Jeremy Blake/Chemical Sundown, Dot

Essays & Reviews Evening Standard

Inspired by the optical effects of LA’s polluted atmosphere, Chemical Sundown is a looped, 12 minute-long digital animation displayed, in its manifestation at Dot, as a video projection.

The piece veers from abstraction to figuration, but throughout conjures a sense of distortion that waxes and wanes. When the distortion is weak, you can make out the form of a city scene that stretches out before you, but on its strengthening you are robbed of your surety and plunged once again into a world of abstracted colour and form.

It begins with a vague and unstable horizon that stretches across a field of colour. Semi-circular shapes appear in pairs. The forms gently blur, lose their shape and their hues flow into strips that undulate in a slow and steady rhythm until they fade, and before you appear grids of brightly coloured rectangles, a spectrum of urban lights, set against a deep blue background. But the fidelity of the rectangles fails too, all the colours streak and bleed into each other until they become one flat field and the semicircular forms emerge once again.

The accompanying ambient soundtrack builds the trippy, hallucinogenic feeling of journeying through a warped vision. The sense of unreality culminates in an unexpected moment when a fragment of film footage suddenly appears. It’s a clip from Casino Royale of a beautifully dressed woman dancing on a bed in a pink room as feathers float about her — a reminder of the solipsistic lives that are played out beneath the hazy atmosphere.
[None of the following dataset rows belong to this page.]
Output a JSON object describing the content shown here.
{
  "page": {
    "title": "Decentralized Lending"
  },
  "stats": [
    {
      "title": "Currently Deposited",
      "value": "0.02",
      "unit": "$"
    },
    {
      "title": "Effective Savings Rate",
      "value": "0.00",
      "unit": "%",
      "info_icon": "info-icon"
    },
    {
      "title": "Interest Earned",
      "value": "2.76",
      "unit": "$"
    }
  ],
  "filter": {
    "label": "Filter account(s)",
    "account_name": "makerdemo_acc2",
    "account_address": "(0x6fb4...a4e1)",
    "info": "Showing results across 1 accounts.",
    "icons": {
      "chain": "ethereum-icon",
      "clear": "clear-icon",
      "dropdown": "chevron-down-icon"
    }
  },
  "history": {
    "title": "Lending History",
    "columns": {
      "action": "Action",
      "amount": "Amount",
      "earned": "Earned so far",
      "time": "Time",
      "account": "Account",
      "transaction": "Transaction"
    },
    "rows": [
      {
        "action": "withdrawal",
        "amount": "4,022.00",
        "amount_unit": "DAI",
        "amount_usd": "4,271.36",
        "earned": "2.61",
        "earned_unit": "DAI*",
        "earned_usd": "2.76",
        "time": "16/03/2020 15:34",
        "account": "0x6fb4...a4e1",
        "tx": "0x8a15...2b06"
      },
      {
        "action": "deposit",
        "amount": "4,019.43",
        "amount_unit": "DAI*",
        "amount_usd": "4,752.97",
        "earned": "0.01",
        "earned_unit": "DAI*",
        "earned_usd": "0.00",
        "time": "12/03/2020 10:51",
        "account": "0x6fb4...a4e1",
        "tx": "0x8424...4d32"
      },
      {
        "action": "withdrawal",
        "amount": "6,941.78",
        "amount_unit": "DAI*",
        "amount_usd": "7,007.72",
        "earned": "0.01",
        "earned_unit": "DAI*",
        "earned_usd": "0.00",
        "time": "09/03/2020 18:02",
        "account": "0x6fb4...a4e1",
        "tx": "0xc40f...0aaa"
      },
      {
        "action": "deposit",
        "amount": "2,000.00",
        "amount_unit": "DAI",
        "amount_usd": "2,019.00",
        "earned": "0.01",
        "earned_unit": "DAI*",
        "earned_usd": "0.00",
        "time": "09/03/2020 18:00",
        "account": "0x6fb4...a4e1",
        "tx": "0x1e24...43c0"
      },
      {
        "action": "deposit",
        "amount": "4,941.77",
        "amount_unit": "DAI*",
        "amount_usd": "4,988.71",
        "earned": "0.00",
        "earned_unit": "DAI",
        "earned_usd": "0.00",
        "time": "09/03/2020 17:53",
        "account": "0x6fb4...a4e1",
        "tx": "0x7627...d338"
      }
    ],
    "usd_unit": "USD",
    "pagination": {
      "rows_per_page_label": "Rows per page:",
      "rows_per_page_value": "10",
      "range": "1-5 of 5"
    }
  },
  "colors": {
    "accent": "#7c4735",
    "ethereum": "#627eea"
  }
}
In calling the work a “time-based painting”, Blake goes some way to describing a medium that is somewhere between traditional video art and traditional painting and he exploits this artistic no-man’s land to the full, creating an impressionistic journey through what are ultimately dirty landscapes of the mind.

Until 2 July. Dot, 4th Floor, 41/45 Beak Street, London, W1, Monday to Friday, 1-6pm (020 7494 0434)